In Blaenau Gwent, we are proud of our Tudor Brewery. However, although beers can trade on their Britishness, there is no guarantee that they are produced on these shores. With calls to buy British ever louder, what are the Government doing to ensure that customers know that British brands are made in Britain?
The hon. Gentleman makes a good case and I look forward to enjoying a pint of Blaenau Gwent-brewed beer before too long. Outside the EU, we will have the capacity, should we choose to exercise it, more effectively to brand British food as British. As I said earlier, Members of all parties recognise that provenance matters for food and drink, and British is always best.
Last summer, I was pleased to meet key representatives from the charity Surfers Against Sewage. I congratulate them on their battle against plastics in our seas and marine environment, including the Solent and the River Itchen in my constituency. The summer holidays are due to begin. Will Ministers outline the work that we are doing around our coastlines, particularly the Solent and the Itchen, to ensure that they are safe for water sports and our local wildlife?
I, too, congratulate Surfers Against Sewage on not only its direct activity, but its ongoing campaigns. I was therefore pleased to meet Hugo Tagholm in the past year. Our beaches are of better quality than at any time since the industrial revolution. Last year, we introduced tougher bathing water standards, and even under those tough standards, 93.2% of England’s beaches were rated excellent or good. I visited the Itchen last month. I am aware of some of the challenges, including the pressures of abstraction, but we will do what we can to improve the ecological as well as the leisure quality of rivers and beaches.

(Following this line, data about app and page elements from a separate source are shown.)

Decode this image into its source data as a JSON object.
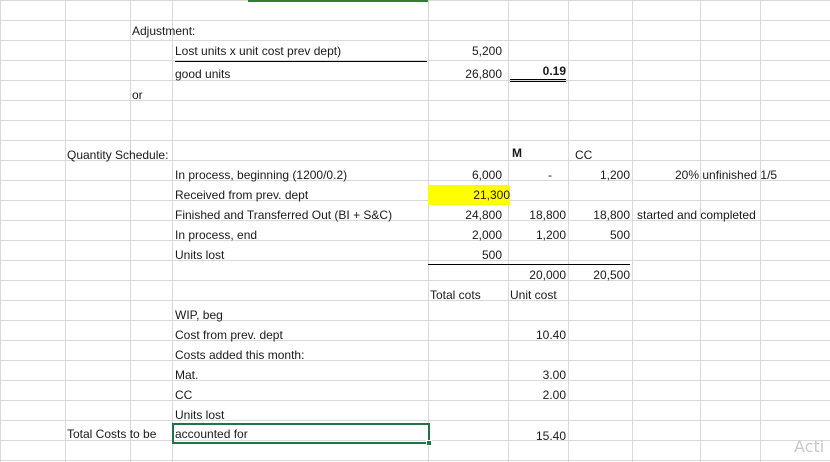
{
  "adjustment": {
    "heading": "Adjustment:",
    "numerator_label": "Lost units x unit cost prev dept)",
    "numerator_value": "5,200",
    "denominator_label": "good units",
    "denominator_value": "26,800",
    "result": "0.19",
    "or_label": "or"
  },
  "quantity": {
    "heading": "Quantity Schedule:",
    "col_m": "M",
    "col_cc": "CC",
    "rows": [
      {
        "label": "In process, beginning (1200/0.2)",
        "value": "6,000",
        "m": "-",
        "cc": "1,200",
        "note": "20% unfinished 1/5"
      },
      {
        "label": "Received from prev. dept",
        "value": "21,300",
        "m": "",
        "cc": "",
        "note": ""
      },
      {
        "label": "Finished and Transferred Out (BI + S&C)",
        "value": "24,800",
        "m": "18,800",
        "cc": "18,800",
        "note": "started and completed"
      },
      {
        "label": "In process, end",
        "value": "2,000",
        "m": "1,200",
        "cc": "500",
        "note": ""
      },
      {
        "label": "Units lost",
        "value": "500",
        "m": "",
        "cc": "",
        "note": ""
      }
    ],
    "total_m": "20,000",
    "total_cc": "20,500"
  },
  "costs": {
    "total_cost_header": "Total cots",
    "unit_cost_header": "Unit cost",
    "rows": [
      {
        "label": "WIP, beg",
        "unit": ""
      },
      {
        "label": "Cost from prev. dept",
        "unit": "10.40"
      },
      {
        "label": "Costs added this month:",
        "unit": ""
      },
      {
        "label": "Mat.",
        "unit": "3.00"
      },
      {
        "label": "CC",
        "unit": "2.00"
      },
      {
        "label": "Units lost",
        "unit": ""
      }
    ],
    "total_label_a": "Total Costs to be",
    "total_label_b": "accounted for",
    "total_unit": "15.40"
  },
  "watermark": "Acti"
}
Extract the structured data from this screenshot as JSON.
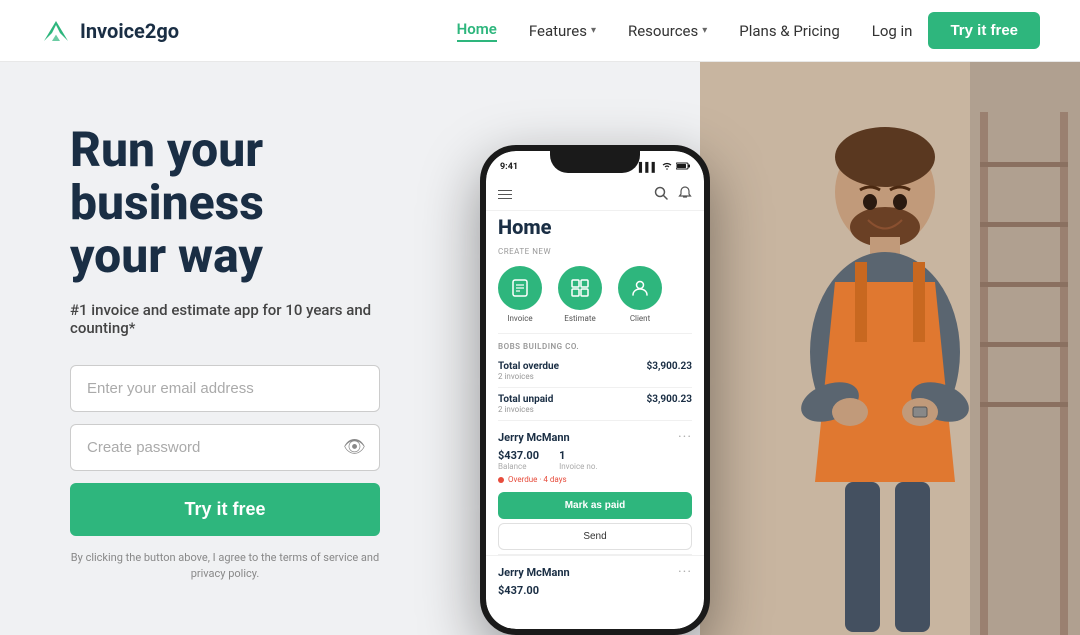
{
  "navbar": {
    "logo_text": "Invoice2go",
    "nav_items": [
      {
        "label": "Home",
        "active": true,
        "has_dropdown": false
      },
      {
        "label": "Features",
        "active": false,
        "has_dropdown": true
      },
      {
        "label": "Resources",
        "active": false,
        "has_dropdown": true
      },
      {
        "label": "Plans & Pricing",
        "active": false,
        "has_dropdown": false
      }
    ],
    "login_label": "Log in",
    "cta_label": "Try it free"
  },
  "hero": {
    "heading_line1": "Run your",
    "heading_line2": "business",
    "heading_line3": "your way",
    "subtext": "#1 invoice and estimate app for 10 years and counting*",
    "email_placeholder": "Enter your email address",
    "password_placeholder": "Create password",
    "cta_label": "Try it free",
    "terms_text": "By clicking the button above, I agree to the terms of service and privacy policy."
  },
  "phone": {
    "time": "9:41",
    "signal_icon": "▌▌▌",
    "wifi_icon": "wifi",
    "battery_icon": "battery",
    "home_title": "Home",
    "create_new_label": "CREATE NEW",
    "create_icons": [
      {
        "label": "Invoice",
        "icon": "☰"
      },
      {
        "label": "Estimate",
        "icon": "⊞"
      },
      {
        "label": "Client",
        "icon": "👤"
      }
    ],
    "section_header": "BOBS BUILDING CO.",
    "summary_rows": [
      {
        "label": "Total overdue",
        "sub": "2 invoices",
        "amount": "$3,900.23"
      },
      {
        "label": "Total unpaid",
        "sub": "2 invoices",
        "amount": "$3,900.23"
      }
    ],
    "client": {
      "name": "Jerry McMann",
      "balance": "$437.00",
      "balance_label": "Balance",
      "invoices": "1",
      "invoices_label": "Invoice no.",
      "overdue_text": "Overdue · 4 days",
      "mark_paid_label": "Mark as paid",
      "send_label": "Send"
    },
    "client2": {
      "name": "Jerry McMann",
      "balance": "$437.00"
    }
  }
}
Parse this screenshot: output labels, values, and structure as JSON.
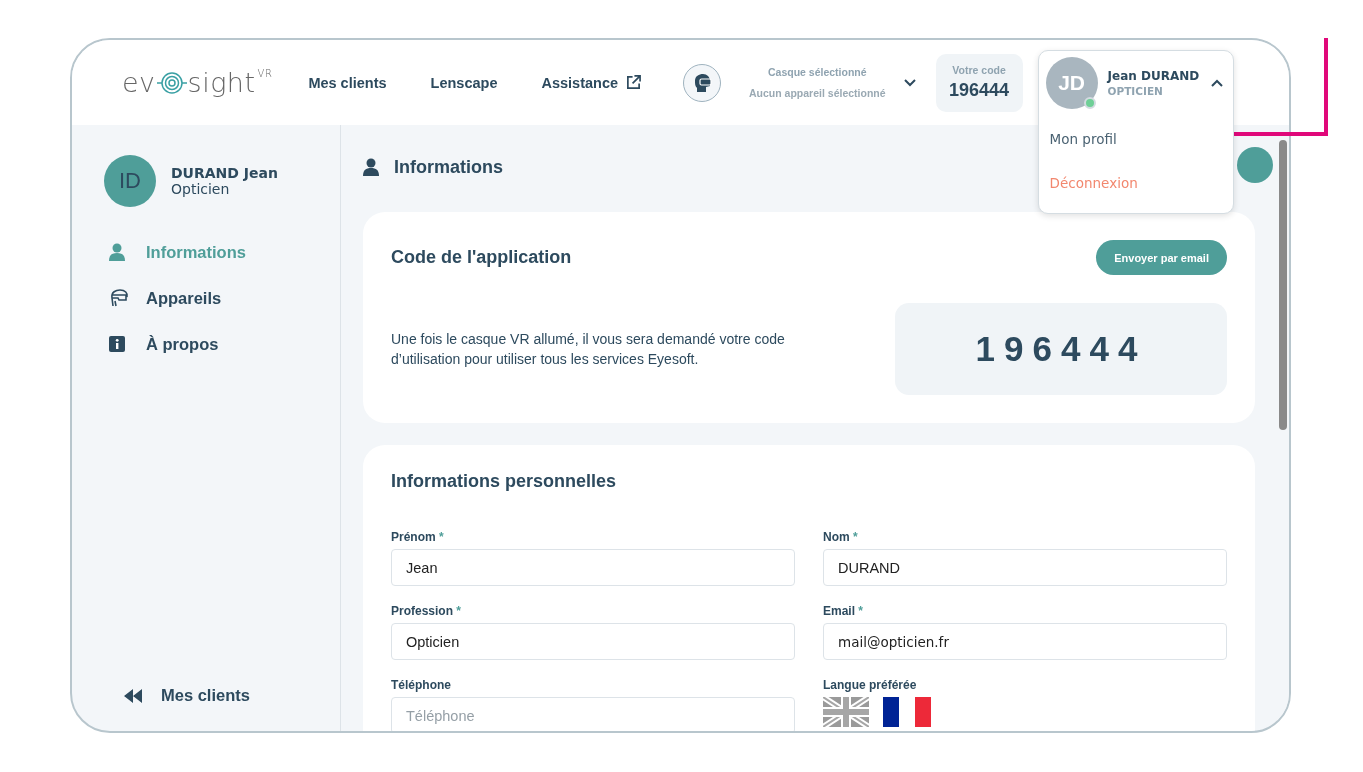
{
  "header": {
    "logo": {
      "before": "ev",
      "after": "sight",
      "superscript": "VR"
    },
    "nav": [
      {
        "label": "Mes clients",
        "external": false
      },
      {
        "label": "Lenscape",
        "external": false
      },
      {
        "label": "Assistance",
        "external": true
      }
    ],
    "device_selector": {
      "label": "Casque sélectionné",
      "value": "Aucun appareil sélectionné"
    },
    "code_box": {
      "label": "Votre code",
      "value": "196444"
    },
    "user_menu": {
      "initials": "JD",
      "name": "Jean DURAND",
      "role": "OPTICIEN",
      "online": true,
      "expanded": true,
      "items": [
        {
          "label": "Mon profil",
          "kind": "normal"
        },
        {
          "label": "Déconnexion",
          "kind": "danger"
        }
      ]
    }
  },
  "sidebar": {
    "profile": {
      "initials": "ID",
      "name": "DURAND Jean",
      "role": "Opticien"
    },
    "items": [
      {
        "label": "Informations",
        "selected": true
      },
      {
        "label": "Appareils",
        "selected": false
      },
      {
        "label": "À propos",
        "selected": false
      }
    ],
    "back_link": "Mes clients"
  },
  "main": {
    "title": "Informations",
    "app_code_card": {
      "title": "Code de l'application",
      "button": "Envoyer par email",
      "description": "Une fois le casque VR allumé, il vous sera demandé votre code d’utilisation pour utiliser tous les services Eyesoft.",
      "code": "196444"
    },
    "personal_card": {
      "title": "Informations personnelles",
      "fields": [
        {
          "label": "Prénom",
          "required_mark": "*",
          "value": "Jean"
        },
        {
          "label": "Nom",
          "required_mark": "*",
          "value": "DURAND"
        },
        {
          "label": "Profession",
          "required_mark": "*",
          "value": "Opticien"
        },
        {
          "label": "Email",
          "required_mark": "*",
          "value": "mail@opticien.fr"
        },
        {
          "label": "Téléphone",
          "placeholder": "Téléphone"
        }
      ],
      "language": {
        "label": "Langue préférée",
        "options": [
          {
            "kind": "uk",
            "selected": false
          },
          {
            "kind": "fr",
            "selected": true
          }
        ]
      }
    }
  }
}
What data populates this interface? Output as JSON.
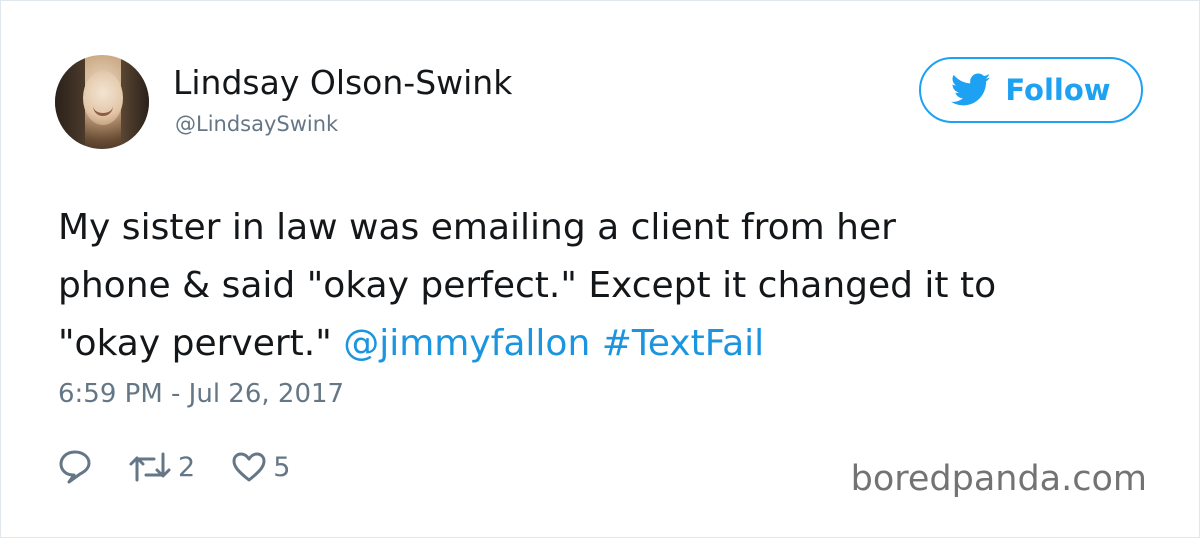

Further to the question from the right hon. Member for Orkney and Shetland (Mr Carmichael), will the Secretary of State say exactly how he will ensure that products such as traditional Grimsby smoked fish, produced by the excellent Alfred Enderby’s traditional smokehouse in my constituency, retain their protected geographical indications?
As someone who grew up with the scent of smoked fish in their nostrils, because that is what my father produced, I am committed to making sure that we have the best protection. Only last week, I visited H. Foreman & Son, who now enjoy a designation as providers and producers of London cure smoked salmon. As we have just discussed, we will have the opportunity outside the EU to ensure that British food can be more effectively branded as British and best.
Does my right hon. Friend agree that the thought that must sit in his head as he plans a new management system for our fisheries is that it has to be on an ecosystems basis? That will allow him to ignore the simple blandishments of so many people who claim that there is a one-size-fits-all approach to fisheries management, which was the big failing of the common fisheries policy.
My right hon. Friend is right. He was a brilliant fisheries Minister, who was responsible within the EU for ensuring that the common fisheries policy, imperfect as it is in so many ways, was reformed to deal with discards and to develop our fish stocks on a more sustainable basis. Outside the EU, as an independent coastal state, we can do even more, but he is right that conservation must be at the heart of our policy.
May I return to the issue of animal welfare? The Secretary of State will recognise that the use of antibiotics in farming is part of an animal welfare regime. However, there is massive concern that overuse of antibiotics is destroying their effectiveness, both for animals and humans. What can be done to reverse this trend?
The Veterinary Medicines Directorate and our chief vet have been working very closely with the Department of Health on plans to reduce the use of antibiotics. Great success has been achieved in sectors such as poultry, where there has been a substantial reduction of some 40% to 50% in antibiotics use. Often it is about adopting different approaches to husbandry to reduce reliance on antibiotics, but although a lot of progress has been made, there is more to do.